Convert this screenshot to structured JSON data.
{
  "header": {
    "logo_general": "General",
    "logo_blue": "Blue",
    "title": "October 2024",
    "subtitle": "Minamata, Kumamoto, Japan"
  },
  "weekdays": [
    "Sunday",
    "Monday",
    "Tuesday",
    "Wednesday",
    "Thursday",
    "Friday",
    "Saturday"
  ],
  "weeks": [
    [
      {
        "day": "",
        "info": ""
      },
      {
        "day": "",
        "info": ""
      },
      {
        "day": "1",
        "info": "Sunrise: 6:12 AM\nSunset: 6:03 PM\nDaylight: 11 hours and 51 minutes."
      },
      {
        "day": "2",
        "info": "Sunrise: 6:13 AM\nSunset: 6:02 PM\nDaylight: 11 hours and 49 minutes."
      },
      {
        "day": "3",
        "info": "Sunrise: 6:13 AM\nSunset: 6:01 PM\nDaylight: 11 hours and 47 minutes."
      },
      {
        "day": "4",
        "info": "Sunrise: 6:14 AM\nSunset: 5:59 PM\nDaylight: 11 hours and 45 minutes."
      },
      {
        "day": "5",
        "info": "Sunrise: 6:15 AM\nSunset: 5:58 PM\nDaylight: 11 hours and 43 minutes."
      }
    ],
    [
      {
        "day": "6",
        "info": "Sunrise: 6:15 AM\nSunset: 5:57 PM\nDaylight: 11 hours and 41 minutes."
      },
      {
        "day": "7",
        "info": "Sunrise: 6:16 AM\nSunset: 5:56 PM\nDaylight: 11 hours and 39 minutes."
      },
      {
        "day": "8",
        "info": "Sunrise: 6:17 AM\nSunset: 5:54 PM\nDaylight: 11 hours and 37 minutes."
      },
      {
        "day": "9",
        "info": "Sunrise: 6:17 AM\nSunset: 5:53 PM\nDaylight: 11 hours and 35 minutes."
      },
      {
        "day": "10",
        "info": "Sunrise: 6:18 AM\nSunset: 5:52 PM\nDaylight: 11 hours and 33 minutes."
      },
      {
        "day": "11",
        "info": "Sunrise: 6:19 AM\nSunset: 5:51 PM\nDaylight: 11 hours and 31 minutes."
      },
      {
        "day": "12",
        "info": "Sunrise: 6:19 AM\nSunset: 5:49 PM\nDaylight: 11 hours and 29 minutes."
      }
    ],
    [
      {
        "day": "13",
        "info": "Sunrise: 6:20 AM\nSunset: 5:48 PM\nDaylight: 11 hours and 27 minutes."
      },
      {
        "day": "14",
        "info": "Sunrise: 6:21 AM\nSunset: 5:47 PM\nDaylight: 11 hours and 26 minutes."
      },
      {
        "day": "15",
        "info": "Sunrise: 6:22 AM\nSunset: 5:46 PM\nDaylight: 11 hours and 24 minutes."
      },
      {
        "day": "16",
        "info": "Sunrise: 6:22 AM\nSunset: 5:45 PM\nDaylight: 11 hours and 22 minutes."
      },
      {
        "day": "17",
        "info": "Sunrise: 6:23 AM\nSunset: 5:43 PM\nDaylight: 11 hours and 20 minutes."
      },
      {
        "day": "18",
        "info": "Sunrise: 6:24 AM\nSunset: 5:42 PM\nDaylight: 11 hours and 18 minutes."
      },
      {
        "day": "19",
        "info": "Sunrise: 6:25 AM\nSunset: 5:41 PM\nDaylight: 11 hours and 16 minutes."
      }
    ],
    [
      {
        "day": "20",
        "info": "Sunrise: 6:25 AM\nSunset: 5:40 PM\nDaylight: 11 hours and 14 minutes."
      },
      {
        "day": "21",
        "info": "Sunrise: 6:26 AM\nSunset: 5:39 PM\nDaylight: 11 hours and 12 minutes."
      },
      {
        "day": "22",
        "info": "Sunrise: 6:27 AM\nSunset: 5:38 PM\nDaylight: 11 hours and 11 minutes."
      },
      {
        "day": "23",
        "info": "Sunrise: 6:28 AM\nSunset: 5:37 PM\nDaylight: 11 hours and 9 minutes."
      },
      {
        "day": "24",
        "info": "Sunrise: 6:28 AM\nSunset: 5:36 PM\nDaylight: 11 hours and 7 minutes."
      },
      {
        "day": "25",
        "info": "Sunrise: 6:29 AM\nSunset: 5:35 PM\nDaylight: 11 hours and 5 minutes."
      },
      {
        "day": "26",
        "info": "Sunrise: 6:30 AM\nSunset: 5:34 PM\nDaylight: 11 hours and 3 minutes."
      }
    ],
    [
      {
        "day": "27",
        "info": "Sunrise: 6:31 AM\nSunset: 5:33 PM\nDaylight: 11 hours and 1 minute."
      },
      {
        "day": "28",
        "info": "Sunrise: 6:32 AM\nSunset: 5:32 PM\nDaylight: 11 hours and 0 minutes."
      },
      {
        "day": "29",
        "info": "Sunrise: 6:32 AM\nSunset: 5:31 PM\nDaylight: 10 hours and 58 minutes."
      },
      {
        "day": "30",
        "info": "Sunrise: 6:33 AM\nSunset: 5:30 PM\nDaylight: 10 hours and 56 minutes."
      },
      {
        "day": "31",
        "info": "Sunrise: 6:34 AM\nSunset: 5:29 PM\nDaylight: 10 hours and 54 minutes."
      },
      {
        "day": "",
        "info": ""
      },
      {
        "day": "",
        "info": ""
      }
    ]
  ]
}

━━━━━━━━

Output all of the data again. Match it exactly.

Convert this screenshot to structured JSON data.
{
  "header": {
    "logo_general": "General",
    "logo_blue": "Blue",
    "title": "October 2024",
    "subtitle": "Minamata, Kumamoto, Japan"
  },
  "weekdays": [
    "Sunday",
    "Monday",
    "Tuesday",
    "Wednesday",
    "Thursday",
    "Friday",
    "Saturday"
  ],
  "weeks": [
    [
      {
        "day": "",
        "info": ""
      },
      {
        "day": "",
        "info": ""
      },
      {
        "day": "1",
        "info": "Sunrise: 6:12 AM\nSunset: 6:03 PM\nDaylight: 11 hours and 51 minutes."
      },
      {
        "day": "2",
        "info": "Sunrise: 6:13 AM\nSunset: 6:02 PM\nDaylight: 11 hours and 49 minutes."
      },
      {
        "day": "3",
        "info": "Sunrise: 6:13 AM\nSunset: 6:01 PM\nDaylight: 11 hours and 47 minutes."
      },
      {
        "day": "4",
        "info": "Sunrise: 6:14 AM\nSunset: 5:59 PM\nDaylight: 11 hours and 45 minutes."
      },
      {
        "day": "5",
        "info": "Sunrise: 6:15 AM\nSunset: 5:58 PM\nDaylight: 11 hours and 43 minutes."
      }
    ],
    [
      {
        "day": "6",
        "info": "Sunrise: 6:15 AM\nSunset: 5:57 PM\nDaylight: 11 hours and 41 minutes."
      },
      {
        "day": "7",
        "info": "Sunrise: 6:16 AM\nSunset: 5:56 PM\nDaylight: 11 hours and 39 minutes."
      },
      {
        "day": "8",
        "info": "Sunrise: 6:17 AM\nSunset: 5:54 PM\nDaylight: 11 hours and 37 minutes."
      },
      {
        "day": "9",
        "info": "Sunrise: 6:17 AM\nSunset: 5:53 PM\nDaylight: 11 hours and 35 minutes."
      },
      {
        "day": "10",
        "info": "Sunrise: 6:18 AM\nSunset: 5:52 PM\nDaylight: 11 hours and 33 minutes."
      },
      {
        "day": "11",
        "info": "Sunrise: 6:19 AM\nSunset: 5:51 PM\nDaylight: 11 hours and 31 minutes."
      },
      {
        "day": "12",
        "info": "Sunrise: 6:19 AM\nSunset: 5:49 PM\nDaylight: 11 hours and 29 minutes."
      }
    ],
    [
      {
        "day": "13",
        "info": "Sunrise: 6:20 AM\nSunset: 5:48 PM\nDaylight: 11 hours and 27 minutes."
      },
      {
        "day": "14",
        "info": "Sunrise: 6:21 AM\nSunset: 5:47 PM\nDaylight: 11 hours and 26 minutes."
      },
      {
        "day": "15",
        "info": "Sunrise: 6:22 AM\nSunset: 5:46 PM\nDaylight: 11 hours and 24 minutes."
      },
      {
        "day": "16",
        "info": "Sunrise: 6:22 AM\nSunset: 5:45 PM\nDaylight: 11 hours and 22 minutes."
      },
      {
        "day": "17",
        "info": "Sunrise: 6:23 AM\nSunset: 5:43 PM\nDaylight: 11 hours and 20 minutes."
      },
      {
        "day": "18",
        "info": "Sunrise: 6:24 AM\nSunset: 5:42 PM\nDaylight: 11 hours and 18 minutes."
      },
      {
        "day": "19",
        "info": "Sunrise: 6:25 AM\nSunset: 5:41 PM\nDaylight: 11 hours and 16 minutes."
      }
    ],
    [
      {
        "day": "20",
        "info": "Sunrise: 6:25 AM\nSunset: 5:40 PM\nDaylight: 11 hours and 14 minutes."
      },
      {
        "day": "21",
        "info": "Sunrise: 6:26 AM\nSunset: 5:39 PM\nDaylight: 11 hours and 12 minutes."
      },
      {
        "day": "22",
        "info": "Sunrise: 6:27 AM\nSunset: 5:38 PM\nDaylight: 11 hours and 11 minutes."
      },
      {
        "day": "23",
        "info": "Sunrise: 6:28 AM\nSunset: 5:37 PM\nDaylight: 11 hours and 9 minutes."
      },
      {
        "day": "24",
        "info": "Sunrise: 6:28 AM\nSunset: 5:36 PM\nDaylight: 11 hours and 7 minutes."
      },
      {
        "day": "25",
        "info": "Sunrise: 6:29 AM\nSunset: 5:35 PM\nDaylight: 11 hours and 5 minutes."
      },
      {
        "day": "26",
        "info": "Sunrise: 6:30 AM\nSunset: 5:34 PM\nDaylight: 11 hours and 3 minutes."
      }
    ],
    [
      {
        "day": "27",
        "info": "Sunrise: 6:31 AM\nSunset: 5:33 PM\nDaylight: 11 hours and 1 minute."
      },
      {
        "day": "28",
        "info": "Sunrise: 6:32 AM\nSunset: 5:32 PM\nDaylight: 11 hours and 0 minutes."
      },
      {
        "day": "29",
        "info": "Sunrise: 6:32 AM\nSunset: 5:31 PM\nDaylight: 10 hours and 58 minutes."
      },
      {
        "day": "30",
        "info": "Sunrise: 6:33 AM\nSunset: 5:30 PM\nDaylight: 10 hours and 56 minutes."
      },
      {
        "day": "31",
        "info": "Sunrise: 6:34 AM\nSunset: 5:29 PM\nDaylight: 10 hours and 54 minutes."
      },
      {
        "day": "",
        "info": ""
      },
      {
        "day": "",
        "info": ""
      }
    ]
  ]
}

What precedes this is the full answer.